|The Web site 38 North, which is dedicated to covering North Korea and is run by the U.S.-Korea Institute at the Paul H. Nitze School of Advanced International Studies of Johns Hopkins University, released Thursday two satellite images of a missile launching site in Musudan-ri, North Hamgyong Province. Based on the satellite photos, 38 North said Pyongyang is speeding up preparations for a missile launch, citing differences in the two pictures. Among the differences are the changing location of a crane and the pad around the gantry being clear of snow in the January photo. Provided by DigitalGlobe |
There are signs that North Korea will test a fourth nuclear device following the test on Tuesday, intelligence officials told the JoongAng Ilbo.
“North Korea is showing activity near tunnel No. 2 and No. 3 at the nuclear test site [in Punggye-ri],” a South Korean government official said. “Particularly, there is increased activity near the No. 3 tunnel.”
According to sources and satellite imagery, there are three tunnels at the test site in Punggye-ri, North Hamgyong Province.
The South Korean military believes that Pyongyang prepared for nuclear tests in two of them: No. 2, which is to the west, and No. 3, which is to the south.
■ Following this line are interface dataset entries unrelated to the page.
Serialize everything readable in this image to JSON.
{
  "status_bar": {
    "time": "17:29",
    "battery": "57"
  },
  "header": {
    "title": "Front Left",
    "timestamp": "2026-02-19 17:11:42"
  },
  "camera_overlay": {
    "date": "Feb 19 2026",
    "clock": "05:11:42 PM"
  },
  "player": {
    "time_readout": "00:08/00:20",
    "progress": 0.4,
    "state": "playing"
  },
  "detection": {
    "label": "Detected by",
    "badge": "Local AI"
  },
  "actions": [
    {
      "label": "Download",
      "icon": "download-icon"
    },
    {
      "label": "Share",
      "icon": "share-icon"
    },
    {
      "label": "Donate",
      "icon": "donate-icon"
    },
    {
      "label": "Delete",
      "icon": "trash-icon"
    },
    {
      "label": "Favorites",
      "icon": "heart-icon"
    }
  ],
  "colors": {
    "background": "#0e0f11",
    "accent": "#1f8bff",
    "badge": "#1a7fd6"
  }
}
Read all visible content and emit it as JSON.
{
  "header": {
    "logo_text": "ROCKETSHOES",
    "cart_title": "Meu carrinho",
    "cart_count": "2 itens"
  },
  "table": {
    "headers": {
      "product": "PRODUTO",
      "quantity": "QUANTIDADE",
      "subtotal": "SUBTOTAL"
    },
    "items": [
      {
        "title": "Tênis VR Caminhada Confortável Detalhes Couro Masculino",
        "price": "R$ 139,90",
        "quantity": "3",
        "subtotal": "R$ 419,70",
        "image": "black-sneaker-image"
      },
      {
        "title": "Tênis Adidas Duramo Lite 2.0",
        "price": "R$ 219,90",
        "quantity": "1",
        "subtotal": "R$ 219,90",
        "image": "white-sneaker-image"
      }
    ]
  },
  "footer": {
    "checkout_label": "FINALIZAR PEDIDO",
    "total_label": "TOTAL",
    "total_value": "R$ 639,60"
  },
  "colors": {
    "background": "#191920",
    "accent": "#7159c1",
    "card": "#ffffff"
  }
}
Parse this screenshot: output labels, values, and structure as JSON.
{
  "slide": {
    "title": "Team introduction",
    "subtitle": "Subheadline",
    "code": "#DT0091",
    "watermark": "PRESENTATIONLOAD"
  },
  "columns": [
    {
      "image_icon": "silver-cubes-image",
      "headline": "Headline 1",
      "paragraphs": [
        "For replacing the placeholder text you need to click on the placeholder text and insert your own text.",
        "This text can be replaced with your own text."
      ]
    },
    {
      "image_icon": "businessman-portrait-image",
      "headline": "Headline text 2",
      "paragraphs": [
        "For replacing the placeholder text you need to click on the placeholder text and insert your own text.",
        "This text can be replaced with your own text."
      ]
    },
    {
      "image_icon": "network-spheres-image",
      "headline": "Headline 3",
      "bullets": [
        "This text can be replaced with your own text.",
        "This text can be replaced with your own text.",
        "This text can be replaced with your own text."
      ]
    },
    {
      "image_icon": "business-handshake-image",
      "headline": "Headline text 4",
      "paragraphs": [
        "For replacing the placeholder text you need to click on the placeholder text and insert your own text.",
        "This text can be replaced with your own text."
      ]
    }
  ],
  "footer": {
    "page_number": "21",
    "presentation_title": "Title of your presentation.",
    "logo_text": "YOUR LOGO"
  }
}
The test on Tuesday was in No. 2. South Korean Defense Minister Kim Kwan-jin said Tuesday there was the possibility of an additional atomic test because the southern tunnel was prepared.
“Recently, some vehicles have been busy at the site carrying earth, apparently to fill in the underground tunnel,” the official told the JoongAng Ilbo. “Some luxury SUVs and shuttle buses have also visited the No. 3 tunnel recently.
“These movements are similar with those seen in the final stages of preparing for the third nuclear test at tunnel No. 2,” the official said.
A South Korean military official said the only thing left was a political decision by Pyongyang to go ahead with its fourth atomic test.
“The preparation work has almost been completed [in tunnel No.3],” the military official said. “So if there is a political decision, they can carry out a test soon.”
Before Tuesday’s test, Pyongyang tried to confuse the outside world by covering and uncovering the entry of the tunnel repeatedly, which has not been seen at tunnel No. 3.
“There is a possibility that the third nuclear test was aimed at consolidating the rule of Kim Jong-un among his people and promoting his leadership ahead of the Feb. 16 birthday of [his father and former leader] Kim Jong-il,” another South Korean government official said. “It could possibly carry out an additional test after seeing if the international community inflicts further sanctions on the regime.”
However, another military official said the possibility of a fourth nuclear test is low.
“North Korea entered a festive mood of celebrating the birthday of Kim Jong-il by holding a mass rally,” the official said. “It is unlikely they would do a nuclear test and have a festival at the same time.”
Meanwhile, 38 North, a Web site run by the U.S.-Korea Institute at the Paul H. Nitze School of Advanced International Studies of Johns Hopkins University, posted recent satellite imagery of a rocket launch pad in North Korea, raising fears of another missile test.
“While the Sohae rocket test facility was the focus of international attention in 2012, construction of new facilities at the Tonghae Satellite Launching Ground .?.?. has made important progress since late October 2012,” it said. “By January 2013, one half of the pad around the gantry had been cleared of snow and the crane was now seen pointing in a northern direction.”
Located in the northeastern tip of the country, the Tonghae Satellite Launching Station was used for rocket launches in 1998, 2006 and 2009.
Last year, Pyongyang used the newly-built Seohae Satellite Launch Station in the northwestern tip of the country to unsuccessfully test an Unha-3 rocket in April, and successfully in December.
By Jeong Yong-soo, Kim Hee-jin [email@example.com]